Say how many lines in the records contain "Dashboard". The reply must consist of the number alone.

** Opening RECORD EXTRACTS block **

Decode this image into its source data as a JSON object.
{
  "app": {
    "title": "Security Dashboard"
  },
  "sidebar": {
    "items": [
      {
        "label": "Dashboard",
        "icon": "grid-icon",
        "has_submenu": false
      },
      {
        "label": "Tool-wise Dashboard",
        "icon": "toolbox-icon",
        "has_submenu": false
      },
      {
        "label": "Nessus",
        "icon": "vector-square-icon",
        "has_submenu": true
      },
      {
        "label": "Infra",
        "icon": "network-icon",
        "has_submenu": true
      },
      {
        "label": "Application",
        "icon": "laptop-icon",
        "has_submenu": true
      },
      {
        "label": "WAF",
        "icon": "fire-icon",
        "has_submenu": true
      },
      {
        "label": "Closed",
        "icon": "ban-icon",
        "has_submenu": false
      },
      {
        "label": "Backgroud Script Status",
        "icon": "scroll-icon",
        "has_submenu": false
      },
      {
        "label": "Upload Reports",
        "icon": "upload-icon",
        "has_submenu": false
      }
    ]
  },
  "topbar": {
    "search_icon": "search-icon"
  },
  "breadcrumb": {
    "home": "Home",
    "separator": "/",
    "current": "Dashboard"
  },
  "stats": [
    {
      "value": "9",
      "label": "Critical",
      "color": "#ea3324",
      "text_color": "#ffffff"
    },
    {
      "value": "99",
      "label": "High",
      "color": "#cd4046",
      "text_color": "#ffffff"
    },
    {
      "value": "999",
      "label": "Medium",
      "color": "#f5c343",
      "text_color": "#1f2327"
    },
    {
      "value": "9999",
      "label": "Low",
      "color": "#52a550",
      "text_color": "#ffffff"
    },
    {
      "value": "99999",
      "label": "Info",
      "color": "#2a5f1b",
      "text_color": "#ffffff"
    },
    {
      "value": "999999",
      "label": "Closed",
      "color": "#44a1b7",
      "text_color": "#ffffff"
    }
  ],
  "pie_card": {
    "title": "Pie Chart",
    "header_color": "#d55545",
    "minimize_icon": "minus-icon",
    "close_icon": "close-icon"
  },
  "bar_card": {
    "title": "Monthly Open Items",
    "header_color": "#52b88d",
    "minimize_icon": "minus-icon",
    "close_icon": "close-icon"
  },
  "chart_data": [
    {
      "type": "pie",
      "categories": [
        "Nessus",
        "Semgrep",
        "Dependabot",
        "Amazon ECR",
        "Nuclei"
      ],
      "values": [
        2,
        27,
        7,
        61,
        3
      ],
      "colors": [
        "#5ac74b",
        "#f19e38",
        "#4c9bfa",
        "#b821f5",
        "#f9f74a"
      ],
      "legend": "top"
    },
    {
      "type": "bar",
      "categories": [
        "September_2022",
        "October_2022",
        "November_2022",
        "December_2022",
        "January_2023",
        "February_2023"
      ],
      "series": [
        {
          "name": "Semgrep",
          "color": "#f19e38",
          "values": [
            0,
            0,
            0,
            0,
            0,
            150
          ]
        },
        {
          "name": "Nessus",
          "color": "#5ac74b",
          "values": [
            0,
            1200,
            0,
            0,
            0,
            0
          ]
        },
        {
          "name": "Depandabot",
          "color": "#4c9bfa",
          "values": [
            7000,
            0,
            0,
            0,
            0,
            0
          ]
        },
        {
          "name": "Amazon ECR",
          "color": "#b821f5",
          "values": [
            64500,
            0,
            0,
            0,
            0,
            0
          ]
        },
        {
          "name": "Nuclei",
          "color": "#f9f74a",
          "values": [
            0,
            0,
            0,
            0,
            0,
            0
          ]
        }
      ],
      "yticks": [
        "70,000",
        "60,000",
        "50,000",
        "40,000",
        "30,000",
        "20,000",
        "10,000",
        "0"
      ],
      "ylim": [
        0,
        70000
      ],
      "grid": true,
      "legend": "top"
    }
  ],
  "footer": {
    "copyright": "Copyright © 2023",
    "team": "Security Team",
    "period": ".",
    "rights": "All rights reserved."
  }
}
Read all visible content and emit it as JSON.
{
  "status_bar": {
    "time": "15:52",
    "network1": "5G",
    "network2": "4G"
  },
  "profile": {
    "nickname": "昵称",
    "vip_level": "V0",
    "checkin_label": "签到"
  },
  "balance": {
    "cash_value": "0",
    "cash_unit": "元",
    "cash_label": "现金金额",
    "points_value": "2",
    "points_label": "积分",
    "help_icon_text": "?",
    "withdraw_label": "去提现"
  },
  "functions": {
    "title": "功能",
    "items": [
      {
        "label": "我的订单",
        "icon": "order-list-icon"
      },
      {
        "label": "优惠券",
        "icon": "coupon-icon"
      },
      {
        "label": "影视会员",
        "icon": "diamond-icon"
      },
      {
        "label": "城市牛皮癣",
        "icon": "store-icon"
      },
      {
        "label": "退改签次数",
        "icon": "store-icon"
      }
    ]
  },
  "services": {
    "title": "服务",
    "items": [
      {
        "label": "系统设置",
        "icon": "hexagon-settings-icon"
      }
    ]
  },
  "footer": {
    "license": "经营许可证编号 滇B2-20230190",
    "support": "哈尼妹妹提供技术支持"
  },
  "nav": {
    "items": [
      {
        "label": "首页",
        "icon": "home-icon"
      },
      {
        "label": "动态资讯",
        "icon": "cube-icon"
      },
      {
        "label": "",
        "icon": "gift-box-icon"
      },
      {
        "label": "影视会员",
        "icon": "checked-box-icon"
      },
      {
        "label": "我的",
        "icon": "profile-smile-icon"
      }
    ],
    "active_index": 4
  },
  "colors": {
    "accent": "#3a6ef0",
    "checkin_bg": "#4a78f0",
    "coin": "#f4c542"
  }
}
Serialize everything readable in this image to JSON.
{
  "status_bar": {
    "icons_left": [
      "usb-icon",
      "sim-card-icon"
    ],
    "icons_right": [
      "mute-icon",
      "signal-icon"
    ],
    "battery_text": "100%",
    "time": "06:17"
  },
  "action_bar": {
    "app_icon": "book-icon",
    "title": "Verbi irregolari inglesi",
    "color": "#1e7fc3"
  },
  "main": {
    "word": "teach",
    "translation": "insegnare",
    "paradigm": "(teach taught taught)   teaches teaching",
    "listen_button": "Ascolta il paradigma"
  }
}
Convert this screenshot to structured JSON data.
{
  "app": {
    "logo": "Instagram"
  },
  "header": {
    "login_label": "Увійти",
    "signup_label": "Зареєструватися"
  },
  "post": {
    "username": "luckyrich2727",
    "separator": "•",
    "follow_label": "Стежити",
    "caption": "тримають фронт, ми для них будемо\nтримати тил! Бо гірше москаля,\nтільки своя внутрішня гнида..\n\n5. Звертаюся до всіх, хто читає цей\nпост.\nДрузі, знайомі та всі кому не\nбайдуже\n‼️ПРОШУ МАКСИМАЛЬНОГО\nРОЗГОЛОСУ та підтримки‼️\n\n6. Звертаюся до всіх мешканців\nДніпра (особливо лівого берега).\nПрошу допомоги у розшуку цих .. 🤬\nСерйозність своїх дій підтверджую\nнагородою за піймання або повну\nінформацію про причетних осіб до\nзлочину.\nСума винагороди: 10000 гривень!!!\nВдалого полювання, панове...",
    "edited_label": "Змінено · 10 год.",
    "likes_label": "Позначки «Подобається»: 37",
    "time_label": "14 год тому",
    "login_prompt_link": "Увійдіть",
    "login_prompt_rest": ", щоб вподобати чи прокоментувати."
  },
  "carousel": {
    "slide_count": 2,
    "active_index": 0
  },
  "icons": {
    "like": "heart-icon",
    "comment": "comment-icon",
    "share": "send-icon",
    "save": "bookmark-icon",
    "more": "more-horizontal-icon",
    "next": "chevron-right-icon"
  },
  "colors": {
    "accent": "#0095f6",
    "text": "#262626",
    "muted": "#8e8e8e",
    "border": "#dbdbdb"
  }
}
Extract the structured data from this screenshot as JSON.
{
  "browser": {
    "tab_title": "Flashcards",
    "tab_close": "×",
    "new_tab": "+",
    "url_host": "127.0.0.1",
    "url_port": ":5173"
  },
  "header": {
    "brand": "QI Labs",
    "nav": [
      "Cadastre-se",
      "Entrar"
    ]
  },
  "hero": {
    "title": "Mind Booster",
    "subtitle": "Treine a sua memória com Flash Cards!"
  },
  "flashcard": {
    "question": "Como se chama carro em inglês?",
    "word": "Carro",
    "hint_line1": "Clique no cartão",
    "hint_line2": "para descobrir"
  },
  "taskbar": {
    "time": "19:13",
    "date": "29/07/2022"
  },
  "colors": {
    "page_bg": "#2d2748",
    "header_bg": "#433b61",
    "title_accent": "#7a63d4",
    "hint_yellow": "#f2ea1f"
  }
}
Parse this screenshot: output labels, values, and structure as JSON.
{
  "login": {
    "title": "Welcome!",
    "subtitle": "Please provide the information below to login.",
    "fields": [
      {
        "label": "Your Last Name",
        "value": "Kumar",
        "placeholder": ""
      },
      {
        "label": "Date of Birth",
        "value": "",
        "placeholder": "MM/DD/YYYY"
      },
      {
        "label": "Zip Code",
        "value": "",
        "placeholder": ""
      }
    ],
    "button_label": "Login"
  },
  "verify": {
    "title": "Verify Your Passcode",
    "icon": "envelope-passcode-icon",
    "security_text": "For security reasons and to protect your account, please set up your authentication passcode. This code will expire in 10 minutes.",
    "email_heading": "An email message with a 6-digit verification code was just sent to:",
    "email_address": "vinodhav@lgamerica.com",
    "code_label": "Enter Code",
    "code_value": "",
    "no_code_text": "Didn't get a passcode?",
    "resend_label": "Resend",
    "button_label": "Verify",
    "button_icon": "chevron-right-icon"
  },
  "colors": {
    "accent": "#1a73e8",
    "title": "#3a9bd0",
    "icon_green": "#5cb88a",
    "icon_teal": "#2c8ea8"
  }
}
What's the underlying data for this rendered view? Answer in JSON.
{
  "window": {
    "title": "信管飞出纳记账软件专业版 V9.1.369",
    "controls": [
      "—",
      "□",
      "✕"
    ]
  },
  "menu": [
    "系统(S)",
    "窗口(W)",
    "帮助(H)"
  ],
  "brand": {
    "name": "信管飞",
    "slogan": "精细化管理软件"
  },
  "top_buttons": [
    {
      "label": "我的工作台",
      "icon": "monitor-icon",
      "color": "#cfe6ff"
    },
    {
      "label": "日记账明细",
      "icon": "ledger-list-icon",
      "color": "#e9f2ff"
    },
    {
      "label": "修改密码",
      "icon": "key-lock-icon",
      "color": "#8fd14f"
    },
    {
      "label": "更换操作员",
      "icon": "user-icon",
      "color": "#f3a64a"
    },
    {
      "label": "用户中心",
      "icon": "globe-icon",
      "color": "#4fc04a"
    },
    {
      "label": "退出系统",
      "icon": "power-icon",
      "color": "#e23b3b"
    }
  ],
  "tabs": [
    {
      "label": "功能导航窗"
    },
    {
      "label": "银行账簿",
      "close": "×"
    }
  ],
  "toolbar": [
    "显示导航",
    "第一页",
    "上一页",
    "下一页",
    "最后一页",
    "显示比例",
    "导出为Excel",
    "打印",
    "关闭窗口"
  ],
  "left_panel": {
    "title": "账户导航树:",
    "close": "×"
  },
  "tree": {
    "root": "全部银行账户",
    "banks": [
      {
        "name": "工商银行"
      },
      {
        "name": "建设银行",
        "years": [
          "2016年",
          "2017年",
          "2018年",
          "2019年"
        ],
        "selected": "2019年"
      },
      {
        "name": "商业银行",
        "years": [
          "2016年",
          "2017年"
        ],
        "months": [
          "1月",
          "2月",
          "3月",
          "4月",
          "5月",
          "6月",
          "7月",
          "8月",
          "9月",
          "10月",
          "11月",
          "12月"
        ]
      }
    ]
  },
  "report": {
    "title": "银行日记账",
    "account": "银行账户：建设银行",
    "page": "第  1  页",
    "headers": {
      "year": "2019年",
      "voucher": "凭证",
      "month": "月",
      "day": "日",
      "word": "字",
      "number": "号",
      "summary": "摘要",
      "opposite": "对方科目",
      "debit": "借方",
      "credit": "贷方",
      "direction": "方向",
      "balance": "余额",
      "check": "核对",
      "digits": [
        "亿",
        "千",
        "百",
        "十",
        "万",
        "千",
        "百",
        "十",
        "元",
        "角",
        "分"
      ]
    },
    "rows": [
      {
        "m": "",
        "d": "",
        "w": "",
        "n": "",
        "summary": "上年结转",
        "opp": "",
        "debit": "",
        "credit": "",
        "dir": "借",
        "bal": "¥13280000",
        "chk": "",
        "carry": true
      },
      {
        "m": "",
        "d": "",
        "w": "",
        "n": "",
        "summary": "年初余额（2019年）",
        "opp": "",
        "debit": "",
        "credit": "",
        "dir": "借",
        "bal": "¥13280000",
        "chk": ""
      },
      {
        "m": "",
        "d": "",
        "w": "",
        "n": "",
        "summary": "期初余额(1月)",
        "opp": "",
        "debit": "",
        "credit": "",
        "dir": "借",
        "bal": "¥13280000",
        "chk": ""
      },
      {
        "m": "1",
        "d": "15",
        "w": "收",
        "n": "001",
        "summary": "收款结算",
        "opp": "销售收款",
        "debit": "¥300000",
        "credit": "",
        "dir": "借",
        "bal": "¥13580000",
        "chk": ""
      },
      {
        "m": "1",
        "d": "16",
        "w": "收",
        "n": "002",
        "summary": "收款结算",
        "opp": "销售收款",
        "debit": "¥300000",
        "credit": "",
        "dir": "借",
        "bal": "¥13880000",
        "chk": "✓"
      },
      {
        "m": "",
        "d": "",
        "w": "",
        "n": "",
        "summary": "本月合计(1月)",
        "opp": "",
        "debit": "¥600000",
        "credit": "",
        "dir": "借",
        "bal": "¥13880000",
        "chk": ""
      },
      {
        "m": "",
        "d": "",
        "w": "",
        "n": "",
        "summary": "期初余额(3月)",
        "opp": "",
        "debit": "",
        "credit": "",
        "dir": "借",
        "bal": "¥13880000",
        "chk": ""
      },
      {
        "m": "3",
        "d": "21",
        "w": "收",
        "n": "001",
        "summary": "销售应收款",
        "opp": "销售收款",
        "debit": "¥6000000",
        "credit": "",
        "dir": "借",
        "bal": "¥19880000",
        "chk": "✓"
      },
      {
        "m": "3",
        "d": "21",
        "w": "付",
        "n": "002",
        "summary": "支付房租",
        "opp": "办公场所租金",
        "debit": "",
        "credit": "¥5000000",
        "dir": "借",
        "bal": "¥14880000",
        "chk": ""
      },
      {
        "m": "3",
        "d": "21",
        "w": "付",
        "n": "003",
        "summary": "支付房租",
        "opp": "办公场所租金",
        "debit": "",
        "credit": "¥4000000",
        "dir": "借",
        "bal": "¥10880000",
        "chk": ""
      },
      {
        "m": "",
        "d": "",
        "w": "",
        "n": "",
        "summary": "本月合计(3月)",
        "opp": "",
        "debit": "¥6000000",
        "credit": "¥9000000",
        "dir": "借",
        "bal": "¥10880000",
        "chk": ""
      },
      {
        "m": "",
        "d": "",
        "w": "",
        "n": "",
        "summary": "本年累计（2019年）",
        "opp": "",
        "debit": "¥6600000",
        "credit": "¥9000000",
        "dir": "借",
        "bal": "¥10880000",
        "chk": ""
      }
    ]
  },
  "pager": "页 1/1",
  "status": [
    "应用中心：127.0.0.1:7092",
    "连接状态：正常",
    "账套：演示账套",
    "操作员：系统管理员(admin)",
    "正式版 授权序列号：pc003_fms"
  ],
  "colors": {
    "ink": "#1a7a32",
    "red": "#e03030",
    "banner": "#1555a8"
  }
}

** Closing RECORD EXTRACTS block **

=== RESPONSE TO THE TASK ===
4